Count each line below that has the word "JSON" in it, and give only the total.

Stored dataset items:
□ □ □ □ □

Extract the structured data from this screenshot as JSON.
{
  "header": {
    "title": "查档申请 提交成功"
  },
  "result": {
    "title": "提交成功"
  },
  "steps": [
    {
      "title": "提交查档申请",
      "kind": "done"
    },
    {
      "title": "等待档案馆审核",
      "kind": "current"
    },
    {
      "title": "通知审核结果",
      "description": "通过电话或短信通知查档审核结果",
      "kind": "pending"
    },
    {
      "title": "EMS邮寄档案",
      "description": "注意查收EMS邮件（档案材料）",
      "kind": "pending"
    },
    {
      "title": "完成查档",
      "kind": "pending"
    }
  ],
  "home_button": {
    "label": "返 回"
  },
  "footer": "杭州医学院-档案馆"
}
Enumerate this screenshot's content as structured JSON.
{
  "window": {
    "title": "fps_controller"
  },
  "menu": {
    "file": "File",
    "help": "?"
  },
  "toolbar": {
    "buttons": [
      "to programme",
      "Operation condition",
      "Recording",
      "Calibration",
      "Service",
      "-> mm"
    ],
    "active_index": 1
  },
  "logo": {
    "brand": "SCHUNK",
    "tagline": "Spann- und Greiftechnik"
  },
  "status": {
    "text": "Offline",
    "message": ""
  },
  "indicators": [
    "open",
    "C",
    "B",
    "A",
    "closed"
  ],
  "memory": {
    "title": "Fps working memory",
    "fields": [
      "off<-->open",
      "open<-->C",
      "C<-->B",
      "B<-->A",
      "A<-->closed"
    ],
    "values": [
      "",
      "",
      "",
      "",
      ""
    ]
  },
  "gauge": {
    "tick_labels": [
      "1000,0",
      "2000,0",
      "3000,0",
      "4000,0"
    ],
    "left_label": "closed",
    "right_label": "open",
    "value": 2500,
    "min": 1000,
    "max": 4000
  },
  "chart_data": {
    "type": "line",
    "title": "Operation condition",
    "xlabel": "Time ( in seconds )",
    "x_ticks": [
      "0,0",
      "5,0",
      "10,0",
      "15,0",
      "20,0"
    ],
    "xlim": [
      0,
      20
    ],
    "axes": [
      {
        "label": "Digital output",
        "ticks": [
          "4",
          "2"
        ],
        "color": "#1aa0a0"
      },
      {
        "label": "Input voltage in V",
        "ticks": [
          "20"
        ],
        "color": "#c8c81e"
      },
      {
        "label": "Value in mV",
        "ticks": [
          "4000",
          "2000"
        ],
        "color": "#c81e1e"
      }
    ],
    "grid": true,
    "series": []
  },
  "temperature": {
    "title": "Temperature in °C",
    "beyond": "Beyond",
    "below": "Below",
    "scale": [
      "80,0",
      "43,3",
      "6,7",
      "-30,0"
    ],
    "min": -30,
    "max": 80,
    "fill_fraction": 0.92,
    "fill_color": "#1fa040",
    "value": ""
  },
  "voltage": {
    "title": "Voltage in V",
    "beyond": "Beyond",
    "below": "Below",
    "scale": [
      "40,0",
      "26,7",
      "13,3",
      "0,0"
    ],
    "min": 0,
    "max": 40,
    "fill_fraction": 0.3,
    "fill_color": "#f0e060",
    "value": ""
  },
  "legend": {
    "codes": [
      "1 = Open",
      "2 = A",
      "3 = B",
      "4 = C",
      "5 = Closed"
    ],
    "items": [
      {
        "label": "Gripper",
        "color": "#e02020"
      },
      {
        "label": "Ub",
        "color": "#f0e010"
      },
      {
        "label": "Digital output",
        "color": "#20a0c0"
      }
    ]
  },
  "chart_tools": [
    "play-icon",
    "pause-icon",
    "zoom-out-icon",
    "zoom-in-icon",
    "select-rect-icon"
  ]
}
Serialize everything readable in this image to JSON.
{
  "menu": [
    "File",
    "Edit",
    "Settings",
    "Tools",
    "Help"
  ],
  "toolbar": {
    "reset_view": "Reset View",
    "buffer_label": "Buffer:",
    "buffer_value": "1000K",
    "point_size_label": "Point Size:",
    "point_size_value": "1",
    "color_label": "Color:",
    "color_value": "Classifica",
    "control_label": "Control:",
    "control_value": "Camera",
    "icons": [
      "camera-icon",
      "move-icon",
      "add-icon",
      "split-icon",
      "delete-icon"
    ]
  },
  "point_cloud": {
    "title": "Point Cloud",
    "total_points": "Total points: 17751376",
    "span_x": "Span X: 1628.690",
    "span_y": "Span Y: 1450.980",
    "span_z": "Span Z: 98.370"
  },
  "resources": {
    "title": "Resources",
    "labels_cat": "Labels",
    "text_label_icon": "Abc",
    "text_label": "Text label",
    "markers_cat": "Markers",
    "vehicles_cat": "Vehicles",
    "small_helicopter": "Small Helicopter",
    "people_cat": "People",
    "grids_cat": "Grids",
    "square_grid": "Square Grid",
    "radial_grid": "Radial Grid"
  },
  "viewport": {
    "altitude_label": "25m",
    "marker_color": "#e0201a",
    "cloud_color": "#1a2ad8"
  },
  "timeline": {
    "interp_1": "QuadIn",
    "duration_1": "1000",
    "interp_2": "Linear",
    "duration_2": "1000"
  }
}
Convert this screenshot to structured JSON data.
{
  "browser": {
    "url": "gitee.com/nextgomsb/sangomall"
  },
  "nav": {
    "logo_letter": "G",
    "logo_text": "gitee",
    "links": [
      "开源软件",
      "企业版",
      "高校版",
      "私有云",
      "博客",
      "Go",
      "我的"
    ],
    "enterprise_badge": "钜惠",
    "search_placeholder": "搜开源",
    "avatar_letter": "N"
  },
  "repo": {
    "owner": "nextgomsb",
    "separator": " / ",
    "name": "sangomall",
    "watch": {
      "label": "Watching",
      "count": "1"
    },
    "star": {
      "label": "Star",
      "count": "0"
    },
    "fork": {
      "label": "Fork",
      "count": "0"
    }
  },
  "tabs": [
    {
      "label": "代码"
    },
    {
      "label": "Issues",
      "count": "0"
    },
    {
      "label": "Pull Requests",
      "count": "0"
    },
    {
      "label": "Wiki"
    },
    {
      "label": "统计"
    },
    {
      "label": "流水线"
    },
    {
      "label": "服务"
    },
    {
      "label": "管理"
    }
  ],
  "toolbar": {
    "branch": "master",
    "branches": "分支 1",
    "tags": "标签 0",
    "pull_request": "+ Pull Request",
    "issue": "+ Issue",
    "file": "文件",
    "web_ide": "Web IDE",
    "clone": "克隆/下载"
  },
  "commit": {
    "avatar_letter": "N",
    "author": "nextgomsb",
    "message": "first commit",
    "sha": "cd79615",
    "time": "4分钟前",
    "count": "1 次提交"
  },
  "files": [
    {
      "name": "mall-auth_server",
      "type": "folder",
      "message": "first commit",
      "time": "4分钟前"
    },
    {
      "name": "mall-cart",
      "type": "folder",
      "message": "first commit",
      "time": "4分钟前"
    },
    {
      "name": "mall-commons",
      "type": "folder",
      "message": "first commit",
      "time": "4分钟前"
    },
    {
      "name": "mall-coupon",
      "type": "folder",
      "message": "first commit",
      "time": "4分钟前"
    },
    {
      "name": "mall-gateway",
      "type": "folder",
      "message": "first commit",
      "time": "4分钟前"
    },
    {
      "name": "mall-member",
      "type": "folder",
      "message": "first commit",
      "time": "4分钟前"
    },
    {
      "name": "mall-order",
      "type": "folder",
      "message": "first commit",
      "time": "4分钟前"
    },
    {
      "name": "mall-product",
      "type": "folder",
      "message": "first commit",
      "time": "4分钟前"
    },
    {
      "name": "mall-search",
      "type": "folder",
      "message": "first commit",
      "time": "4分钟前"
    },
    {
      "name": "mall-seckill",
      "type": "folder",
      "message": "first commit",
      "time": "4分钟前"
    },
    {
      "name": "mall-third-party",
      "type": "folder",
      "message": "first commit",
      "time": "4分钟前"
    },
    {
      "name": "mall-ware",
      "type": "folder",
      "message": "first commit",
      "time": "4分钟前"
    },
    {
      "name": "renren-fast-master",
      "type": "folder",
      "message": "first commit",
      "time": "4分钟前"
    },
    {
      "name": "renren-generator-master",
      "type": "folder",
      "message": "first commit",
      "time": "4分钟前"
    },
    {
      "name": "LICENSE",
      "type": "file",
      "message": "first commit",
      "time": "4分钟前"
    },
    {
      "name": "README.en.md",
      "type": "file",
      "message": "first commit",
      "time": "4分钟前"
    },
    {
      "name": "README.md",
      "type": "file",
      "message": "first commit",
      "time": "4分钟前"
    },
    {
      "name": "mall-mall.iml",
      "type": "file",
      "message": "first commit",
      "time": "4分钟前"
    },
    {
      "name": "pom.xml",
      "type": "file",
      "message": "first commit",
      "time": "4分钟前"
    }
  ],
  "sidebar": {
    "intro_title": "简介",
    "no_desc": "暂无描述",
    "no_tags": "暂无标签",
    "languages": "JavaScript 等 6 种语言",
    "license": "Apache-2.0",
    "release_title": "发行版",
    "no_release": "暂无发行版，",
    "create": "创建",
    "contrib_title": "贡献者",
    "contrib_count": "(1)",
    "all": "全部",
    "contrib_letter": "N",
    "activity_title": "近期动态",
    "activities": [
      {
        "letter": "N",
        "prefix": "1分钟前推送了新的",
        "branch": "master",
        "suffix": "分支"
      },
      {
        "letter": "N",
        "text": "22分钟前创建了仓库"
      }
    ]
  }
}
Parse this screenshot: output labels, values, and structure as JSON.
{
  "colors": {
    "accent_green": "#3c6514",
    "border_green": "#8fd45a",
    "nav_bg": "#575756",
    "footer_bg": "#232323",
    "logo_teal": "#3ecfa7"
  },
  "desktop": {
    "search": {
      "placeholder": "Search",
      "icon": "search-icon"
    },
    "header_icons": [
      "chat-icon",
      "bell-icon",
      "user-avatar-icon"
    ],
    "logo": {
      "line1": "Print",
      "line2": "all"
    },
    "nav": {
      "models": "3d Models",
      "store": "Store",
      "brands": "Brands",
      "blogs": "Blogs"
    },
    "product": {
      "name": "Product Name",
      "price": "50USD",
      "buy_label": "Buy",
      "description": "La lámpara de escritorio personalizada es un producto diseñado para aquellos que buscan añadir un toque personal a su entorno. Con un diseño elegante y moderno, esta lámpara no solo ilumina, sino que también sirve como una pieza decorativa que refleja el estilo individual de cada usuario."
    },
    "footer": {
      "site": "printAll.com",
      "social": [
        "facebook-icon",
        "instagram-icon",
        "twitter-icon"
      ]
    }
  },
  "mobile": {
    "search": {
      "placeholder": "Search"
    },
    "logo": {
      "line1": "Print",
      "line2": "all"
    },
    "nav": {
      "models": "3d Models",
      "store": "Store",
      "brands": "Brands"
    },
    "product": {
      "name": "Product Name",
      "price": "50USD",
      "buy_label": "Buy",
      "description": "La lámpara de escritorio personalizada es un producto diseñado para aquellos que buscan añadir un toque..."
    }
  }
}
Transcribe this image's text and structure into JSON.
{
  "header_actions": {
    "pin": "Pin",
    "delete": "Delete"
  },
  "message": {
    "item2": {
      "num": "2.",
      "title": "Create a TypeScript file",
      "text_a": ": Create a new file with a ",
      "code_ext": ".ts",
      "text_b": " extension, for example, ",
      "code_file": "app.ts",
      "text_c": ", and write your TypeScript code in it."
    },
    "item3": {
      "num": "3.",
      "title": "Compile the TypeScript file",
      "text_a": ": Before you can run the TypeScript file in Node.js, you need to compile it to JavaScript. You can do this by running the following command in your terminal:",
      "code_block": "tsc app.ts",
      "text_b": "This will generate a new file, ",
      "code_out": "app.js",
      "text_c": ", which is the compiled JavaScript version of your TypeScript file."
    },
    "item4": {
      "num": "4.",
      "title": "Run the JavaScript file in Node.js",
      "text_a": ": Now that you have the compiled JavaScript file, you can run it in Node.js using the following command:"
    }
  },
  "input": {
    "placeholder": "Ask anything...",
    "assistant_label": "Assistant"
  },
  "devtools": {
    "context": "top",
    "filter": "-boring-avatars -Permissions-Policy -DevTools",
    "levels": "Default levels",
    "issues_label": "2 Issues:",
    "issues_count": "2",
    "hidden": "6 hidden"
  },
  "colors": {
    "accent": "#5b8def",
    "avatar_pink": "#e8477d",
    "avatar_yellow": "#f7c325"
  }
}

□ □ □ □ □

The answer:
6